A dangerous teenager posed as American dance sensation Madison Haschak and persuaded very young girls in the United States to indulge in sexual acts over the internet for him.

A judge told Lewis Edwards, 18, from Wrexham, that he knew young girls would be infatuated with her.

Edwards set up a false Facebook profile in Madison’s name complete with pictures and girls aged 10 and 12 were persuaded to carry out penetrative sexual acts on themselves while he watched.

One girl could be heard crying and begging who she thought was Madison, telling her that she did not want to do it – but because she was infatuated with the celebrity, she did it for her.

The internet superstar was not involved in any way but Edwards pretended to be her and had films and images of what the young girls were doing via Facebook’s live facility.

Edwards received an extended sentence to protect the public – four years youth custody followed by four years of supervision on licence – making it an eight-year sentence.

He was ordered to register with the police as a sex offender for life and a “tough” sexual harm prevention order was made indefinitely which, among other things, bans him for using social networking sites including chat lines.

Edwards admitted two charges of incitement, possessing indecent images of young children including babies being sexually abused, together with extreme images and prohibited images.

He also admitted failing to notify police of a mobile phone which he used for the offending.

Judge Niclas Parry told Mold Crown Court it was the most disturbing case he had ever encountered, involving someone so young.

The offences, and his previous convictions, left him in no doubt that he posed an extremely high risk to young girls.

Despite many years of assistance to try to address his sexually harmful behaviour and focused, professional intervention, he had simply continued to offend.

It was clear that he would not stop without help, the judge said.

Edwards was described as ”a nightmare” to monitor.

He had convictions for possessing porn going back to 2014, and when he was 15 and 16 he had incited girls to send him photographs of themselves, threatening rape and to kill them if they did not agree.

The current offences included images relating to the serious abuse of babies which he had deliberately searched for.

But of even greater concern were the offences where he incited young girls over social media while posing as the teenage American dancer.

“You created a false profile, put her pictures on it, and you persuaded young girls to engage in sexual activity,” Judge Parry told Edwards.

Despite all the work done with him he continued to offend and the offences became more serious.

He had tried his best to conceal what he had done and did not recognise the harm he was causing.

Judge Parry said he took into account that Edwards had been seriously disadvantaged in his home environment and had been corrupted morally, which was not his fault.

The case was so serious that he could do nothing other than imposed an extended term of imprisonment to protect the public.

Barrister Owen Edwards, prosecuting, said Edwards had created a false profile of the American teen dancer which had a young teenage girl following in the States.

It was clear there had been grooming and planning.

The phone and an Xbox which had been used in the offences were recovered by police in a search of his home in Wrexham in July.

A total of 78 category A images, the most serious kind, were found together with 99 category B and 505 category C.

Graphic search images showed what he had been looking for.

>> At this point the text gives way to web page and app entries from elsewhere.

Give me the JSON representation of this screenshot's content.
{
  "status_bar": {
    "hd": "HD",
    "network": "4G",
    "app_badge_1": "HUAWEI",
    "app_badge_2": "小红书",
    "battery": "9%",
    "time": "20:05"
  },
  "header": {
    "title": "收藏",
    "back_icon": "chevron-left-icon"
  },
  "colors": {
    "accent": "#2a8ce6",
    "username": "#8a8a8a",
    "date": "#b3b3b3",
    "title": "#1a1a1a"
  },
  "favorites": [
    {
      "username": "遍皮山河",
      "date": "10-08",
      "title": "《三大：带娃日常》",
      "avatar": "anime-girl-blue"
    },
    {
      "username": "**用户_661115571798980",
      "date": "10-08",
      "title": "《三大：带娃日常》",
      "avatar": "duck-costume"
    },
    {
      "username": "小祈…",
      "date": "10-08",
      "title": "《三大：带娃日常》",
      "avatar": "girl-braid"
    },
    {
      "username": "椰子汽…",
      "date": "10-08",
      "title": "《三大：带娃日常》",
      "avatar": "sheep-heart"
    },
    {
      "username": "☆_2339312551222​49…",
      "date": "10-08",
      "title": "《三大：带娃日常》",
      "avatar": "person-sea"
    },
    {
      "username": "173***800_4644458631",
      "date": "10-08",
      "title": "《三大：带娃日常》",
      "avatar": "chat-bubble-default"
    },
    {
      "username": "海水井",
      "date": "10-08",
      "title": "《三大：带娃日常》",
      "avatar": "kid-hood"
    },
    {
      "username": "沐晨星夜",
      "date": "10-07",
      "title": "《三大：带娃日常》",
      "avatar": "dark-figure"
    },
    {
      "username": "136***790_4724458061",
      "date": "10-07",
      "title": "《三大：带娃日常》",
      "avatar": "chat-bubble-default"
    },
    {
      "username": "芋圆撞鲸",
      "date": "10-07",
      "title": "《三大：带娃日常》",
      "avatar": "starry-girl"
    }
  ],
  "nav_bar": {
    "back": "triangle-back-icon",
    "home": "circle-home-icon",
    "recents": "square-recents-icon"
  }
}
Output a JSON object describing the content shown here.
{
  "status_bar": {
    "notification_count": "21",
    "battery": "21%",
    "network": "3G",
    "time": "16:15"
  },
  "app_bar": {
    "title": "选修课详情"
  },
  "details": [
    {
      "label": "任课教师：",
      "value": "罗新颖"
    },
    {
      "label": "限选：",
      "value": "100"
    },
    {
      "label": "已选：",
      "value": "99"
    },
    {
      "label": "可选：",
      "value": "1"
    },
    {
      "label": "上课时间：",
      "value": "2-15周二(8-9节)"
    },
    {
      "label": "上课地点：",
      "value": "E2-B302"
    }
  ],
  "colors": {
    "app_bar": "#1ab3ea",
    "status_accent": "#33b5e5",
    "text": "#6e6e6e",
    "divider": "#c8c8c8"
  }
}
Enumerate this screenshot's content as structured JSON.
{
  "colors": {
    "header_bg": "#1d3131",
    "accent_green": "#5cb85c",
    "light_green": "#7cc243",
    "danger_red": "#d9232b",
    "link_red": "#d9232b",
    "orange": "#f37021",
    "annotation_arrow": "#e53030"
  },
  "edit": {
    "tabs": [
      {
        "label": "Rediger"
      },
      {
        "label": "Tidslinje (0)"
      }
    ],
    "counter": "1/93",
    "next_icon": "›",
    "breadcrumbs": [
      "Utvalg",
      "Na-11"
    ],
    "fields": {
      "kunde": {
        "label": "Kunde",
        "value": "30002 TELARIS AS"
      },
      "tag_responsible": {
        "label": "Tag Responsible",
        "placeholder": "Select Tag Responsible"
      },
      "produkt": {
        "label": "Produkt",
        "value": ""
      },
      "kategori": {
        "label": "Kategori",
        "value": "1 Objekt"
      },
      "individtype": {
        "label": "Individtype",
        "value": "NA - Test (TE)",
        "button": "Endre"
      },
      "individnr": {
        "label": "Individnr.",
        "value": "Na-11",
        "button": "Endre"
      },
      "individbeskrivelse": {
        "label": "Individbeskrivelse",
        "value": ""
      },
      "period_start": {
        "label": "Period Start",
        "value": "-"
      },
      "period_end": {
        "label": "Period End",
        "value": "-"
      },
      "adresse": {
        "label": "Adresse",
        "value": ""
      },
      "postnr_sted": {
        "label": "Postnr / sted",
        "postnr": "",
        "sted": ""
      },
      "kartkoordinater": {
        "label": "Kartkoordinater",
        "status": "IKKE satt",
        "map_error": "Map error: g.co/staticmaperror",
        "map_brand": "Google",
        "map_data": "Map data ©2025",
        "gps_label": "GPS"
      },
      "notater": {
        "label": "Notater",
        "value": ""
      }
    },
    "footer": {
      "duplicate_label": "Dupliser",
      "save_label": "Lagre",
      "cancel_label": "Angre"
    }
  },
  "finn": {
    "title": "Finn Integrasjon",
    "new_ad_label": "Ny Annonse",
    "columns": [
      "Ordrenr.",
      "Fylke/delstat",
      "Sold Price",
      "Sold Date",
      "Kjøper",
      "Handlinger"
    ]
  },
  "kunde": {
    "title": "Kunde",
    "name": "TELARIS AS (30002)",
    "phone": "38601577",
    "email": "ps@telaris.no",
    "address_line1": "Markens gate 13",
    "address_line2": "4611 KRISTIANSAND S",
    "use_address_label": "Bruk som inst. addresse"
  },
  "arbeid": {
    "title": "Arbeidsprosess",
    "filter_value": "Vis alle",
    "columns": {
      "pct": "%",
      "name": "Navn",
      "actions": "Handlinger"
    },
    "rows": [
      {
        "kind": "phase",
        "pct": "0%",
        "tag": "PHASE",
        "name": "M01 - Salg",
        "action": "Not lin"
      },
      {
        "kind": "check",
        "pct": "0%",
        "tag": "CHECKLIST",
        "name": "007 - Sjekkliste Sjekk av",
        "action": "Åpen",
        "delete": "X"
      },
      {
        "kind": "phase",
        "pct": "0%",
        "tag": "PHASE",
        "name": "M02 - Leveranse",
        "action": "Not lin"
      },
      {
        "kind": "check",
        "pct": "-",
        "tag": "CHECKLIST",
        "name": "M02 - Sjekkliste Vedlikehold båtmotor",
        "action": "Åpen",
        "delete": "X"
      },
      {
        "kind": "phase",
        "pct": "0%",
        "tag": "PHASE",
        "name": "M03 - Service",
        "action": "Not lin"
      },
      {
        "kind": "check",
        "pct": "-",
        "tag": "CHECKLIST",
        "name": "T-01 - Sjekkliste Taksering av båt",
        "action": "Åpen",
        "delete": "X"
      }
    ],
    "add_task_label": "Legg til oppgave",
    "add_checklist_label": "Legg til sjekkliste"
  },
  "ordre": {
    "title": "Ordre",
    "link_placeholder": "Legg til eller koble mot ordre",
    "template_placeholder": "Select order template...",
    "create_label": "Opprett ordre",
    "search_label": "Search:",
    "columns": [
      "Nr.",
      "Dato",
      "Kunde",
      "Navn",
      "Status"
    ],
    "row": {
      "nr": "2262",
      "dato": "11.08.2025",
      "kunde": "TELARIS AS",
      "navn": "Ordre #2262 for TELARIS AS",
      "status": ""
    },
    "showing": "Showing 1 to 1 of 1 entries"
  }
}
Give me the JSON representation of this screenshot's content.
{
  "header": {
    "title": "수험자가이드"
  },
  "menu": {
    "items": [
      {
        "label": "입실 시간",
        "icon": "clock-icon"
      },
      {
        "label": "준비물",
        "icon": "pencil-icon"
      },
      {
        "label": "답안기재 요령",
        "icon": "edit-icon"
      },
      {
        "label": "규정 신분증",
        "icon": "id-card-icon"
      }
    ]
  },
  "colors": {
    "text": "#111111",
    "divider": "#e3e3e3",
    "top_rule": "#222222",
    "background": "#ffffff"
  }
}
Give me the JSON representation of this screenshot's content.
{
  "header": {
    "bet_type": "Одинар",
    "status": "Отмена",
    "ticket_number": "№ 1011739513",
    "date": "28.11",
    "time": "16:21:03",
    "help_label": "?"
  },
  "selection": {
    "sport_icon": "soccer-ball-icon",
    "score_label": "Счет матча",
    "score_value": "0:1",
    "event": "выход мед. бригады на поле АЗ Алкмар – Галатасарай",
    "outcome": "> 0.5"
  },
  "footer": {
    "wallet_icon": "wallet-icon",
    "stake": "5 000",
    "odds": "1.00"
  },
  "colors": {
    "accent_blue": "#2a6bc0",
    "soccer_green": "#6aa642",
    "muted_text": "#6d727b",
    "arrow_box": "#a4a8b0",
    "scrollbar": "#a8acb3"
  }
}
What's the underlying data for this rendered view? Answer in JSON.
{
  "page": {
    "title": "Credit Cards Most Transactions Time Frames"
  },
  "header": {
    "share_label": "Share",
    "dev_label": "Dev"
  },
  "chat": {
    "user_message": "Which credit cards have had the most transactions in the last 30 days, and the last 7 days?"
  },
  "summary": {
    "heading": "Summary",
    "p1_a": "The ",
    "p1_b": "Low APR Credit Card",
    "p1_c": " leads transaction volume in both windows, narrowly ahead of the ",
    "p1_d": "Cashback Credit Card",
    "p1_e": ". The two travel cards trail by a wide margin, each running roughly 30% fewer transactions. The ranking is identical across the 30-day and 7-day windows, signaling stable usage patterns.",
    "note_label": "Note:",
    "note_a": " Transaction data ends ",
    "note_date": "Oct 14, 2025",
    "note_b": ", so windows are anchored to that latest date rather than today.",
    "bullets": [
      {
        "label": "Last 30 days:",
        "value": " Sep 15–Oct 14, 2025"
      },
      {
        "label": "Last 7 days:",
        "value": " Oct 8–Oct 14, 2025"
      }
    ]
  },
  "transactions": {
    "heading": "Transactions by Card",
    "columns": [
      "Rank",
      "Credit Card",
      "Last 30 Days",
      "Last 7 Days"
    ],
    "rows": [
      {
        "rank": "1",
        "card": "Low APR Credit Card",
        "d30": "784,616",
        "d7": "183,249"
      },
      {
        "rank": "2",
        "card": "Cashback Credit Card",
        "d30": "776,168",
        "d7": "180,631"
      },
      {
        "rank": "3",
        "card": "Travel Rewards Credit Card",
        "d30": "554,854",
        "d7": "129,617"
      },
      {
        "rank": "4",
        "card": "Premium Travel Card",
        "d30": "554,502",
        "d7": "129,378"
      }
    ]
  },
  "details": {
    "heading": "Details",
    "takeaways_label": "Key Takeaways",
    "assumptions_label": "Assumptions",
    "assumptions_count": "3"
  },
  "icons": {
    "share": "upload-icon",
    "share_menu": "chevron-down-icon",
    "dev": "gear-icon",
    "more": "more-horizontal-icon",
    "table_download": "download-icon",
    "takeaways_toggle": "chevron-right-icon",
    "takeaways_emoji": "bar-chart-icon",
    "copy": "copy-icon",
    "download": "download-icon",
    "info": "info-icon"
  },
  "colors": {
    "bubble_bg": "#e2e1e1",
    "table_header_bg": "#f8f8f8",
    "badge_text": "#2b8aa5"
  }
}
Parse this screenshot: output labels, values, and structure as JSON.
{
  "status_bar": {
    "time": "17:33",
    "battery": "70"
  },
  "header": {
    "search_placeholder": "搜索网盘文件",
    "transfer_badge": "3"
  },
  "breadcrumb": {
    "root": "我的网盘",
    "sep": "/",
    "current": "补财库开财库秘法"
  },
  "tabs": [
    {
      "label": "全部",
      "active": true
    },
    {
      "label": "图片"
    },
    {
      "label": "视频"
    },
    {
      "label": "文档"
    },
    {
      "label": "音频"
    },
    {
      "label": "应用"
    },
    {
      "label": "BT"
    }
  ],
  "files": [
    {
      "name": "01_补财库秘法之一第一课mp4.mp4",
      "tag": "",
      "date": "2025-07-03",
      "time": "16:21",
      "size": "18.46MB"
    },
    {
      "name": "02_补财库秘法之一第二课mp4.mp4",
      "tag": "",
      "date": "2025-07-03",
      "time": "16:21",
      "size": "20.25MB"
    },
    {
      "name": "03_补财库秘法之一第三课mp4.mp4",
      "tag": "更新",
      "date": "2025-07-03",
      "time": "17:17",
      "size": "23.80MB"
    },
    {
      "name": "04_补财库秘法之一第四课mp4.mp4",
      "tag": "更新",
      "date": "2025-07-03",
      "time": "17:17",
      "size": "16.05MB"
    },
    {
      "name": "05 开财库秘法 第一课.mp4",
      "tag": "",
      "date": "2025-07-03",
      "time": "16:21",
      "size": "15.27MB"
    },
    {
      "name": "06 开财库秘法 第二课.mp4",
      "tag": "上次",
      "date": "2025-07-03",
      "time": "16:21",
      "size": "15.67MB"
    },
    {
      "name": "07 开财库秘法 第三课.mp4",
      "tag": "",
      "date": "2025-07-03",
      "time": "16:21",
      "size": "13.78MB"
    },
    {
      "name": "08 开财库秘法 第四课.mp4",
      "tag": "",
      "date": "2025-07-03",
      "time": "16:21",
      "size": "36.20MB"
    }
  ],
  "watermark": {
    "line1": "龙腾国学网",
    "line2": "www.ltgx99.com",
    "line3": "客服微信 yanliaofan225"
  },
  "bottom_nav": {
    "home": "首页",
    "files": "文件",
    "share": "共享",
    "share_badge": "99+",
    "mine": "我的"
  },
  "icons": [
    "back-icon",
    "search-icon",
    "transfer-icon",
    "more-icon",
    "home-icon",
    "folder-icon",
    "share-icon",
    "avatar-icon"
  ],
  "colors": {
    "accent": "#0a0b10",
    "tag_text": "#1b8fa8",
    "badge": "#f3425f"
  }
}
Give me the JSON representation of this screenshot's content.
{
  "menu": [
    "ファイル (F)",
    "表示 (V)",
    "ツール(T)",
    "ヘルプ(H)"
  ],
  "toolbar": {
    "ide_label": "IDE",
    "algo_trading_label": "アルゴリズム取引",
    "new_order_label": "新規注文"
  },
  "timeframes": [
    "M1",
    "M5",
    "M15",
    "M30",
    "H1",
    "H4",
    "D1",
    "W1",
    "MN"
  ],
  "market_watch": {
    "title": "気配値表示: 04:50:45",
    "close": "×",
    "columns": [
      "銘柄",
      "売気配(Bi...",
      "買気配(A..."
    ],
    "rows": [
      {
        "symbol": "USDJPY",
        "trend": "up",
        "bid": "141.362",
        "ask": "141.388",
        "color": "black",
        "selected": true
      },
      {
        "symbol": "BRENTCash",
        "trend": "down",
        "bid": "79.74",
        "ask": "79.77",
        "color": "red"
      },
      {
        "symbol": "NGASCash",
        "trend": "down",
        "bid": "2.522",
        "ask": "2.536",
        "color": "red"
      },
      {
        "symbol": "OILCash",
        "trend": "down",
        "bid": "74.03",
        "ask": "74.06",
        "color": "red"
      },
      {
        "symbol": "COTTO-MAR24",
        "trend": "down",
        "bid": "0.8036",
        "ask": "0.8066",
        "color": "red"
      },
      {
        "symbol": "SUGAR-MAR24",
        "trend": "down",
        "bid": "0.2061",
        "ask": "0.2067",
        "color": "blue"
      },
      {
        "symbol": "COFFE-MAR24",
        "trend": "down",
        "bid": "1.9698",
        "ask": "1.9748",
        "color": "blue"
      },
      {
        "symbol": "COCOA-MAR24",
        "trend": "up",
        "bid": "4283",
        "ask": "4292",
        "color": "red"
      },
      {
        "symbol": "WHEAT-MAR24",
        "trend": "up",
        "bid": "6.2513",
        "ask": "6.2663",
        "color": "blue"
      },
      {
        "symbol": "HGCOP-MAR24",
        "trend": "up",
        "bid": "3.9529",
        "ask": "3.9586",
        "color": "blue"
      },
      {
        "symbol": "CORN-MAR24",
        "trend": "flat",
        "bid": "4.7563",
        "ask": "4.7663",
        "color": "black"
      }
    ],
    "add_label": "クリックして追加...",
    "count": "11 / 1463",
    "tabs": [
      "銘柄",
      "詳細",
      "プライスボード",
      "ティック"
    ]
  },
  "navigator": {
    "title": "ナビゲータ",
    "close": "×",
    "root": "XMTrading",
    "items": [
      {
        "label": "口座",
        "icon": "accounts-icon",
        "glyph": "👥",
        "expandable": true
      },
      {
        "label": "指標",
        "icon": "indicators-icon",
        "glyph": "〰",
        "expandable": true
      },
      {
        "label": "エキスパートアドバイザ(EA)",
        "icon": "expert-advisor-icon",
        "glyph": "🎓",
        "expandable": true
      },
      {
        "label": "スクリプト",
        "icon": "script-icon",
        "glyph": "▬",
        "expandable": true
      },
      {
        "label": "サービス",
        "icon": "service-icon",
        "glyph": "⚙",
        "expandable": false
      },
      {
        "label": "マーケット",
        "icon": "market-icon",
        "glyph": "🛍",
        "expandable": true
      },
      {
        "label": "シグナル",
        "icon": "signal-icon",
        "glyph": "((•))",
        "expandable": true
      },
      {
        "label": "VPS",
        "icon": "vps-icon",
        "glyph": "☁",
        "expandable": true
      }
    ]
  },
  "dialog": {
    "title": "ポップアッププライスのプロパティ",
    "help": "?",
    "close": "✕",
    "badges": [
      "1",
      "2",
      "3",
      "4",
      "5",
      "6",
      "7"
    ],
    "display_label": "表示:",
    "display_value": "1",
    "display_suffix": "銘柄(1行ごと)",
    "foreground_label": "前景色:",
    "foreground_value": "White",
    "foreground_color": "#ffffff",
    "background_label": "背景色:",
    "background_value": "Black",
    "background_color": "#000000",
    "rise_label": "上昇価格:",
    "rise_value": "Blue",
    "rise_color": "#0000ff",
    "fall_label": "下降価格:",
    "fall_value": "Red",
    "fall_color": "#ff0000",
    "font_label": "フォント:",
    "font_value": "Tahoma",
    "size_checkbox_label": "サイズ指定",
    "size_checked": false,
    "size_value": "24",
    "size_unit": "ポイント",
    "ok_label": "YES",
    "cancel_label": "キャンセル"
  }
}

But most disturbing of all was the creation of the false profile of the American teen dance sensation which he used to persuaded young girls in the States to engage in sexual acts.

Some of the acts were recorded in a live facility and one little girl could be heard tearfully saying ”I don’t want to do this” but was persuaded to do so.

He had also been in contact with other young girls.

Henry Hills, defending, said he had to accept that what the court had heard was unrelentlessly grim.

“They are very serious offences,” he said. But he was only 18, was applying himself well in custody and had pleaded guilty at an early stage.

It was a sad case and “worrying to say the least”.

Mr Hills said the impact of his late father’s behaviour loomed large over Edwards whose young life had been tainted by extremely deviant sexual behaviour.

His thought processes and perceptions had become distorted and he had continued to engage in addictive behaviour.

He had led an isolated life within the home and he had settled well in custody where he had developed appropriate associations.

On his release he would be subject to muliti agency arrangements which would afford the community significant protection, said Mr Hills.

Following sentencing, investigating officer DC Morgan Thomas said: “I am pleased the court has handed down a custodial sentence which reflects the magnitude of the offences committed.

“Lewis Edwards demonstrated dangerous behaviour and now he must face the consequences of his actions.

“This should act as a caution to people who download indecent images of children that North Wales Police are actively monitoring them.

“This is not a victimless crime, it has to be remembered that every image is a child being abused, and every acquisition of them via the Internet simply encourages their continued existence and supply.”

Anyone who has any information regarding the possession and distribution of indecent images can contact North Wales Police on 101.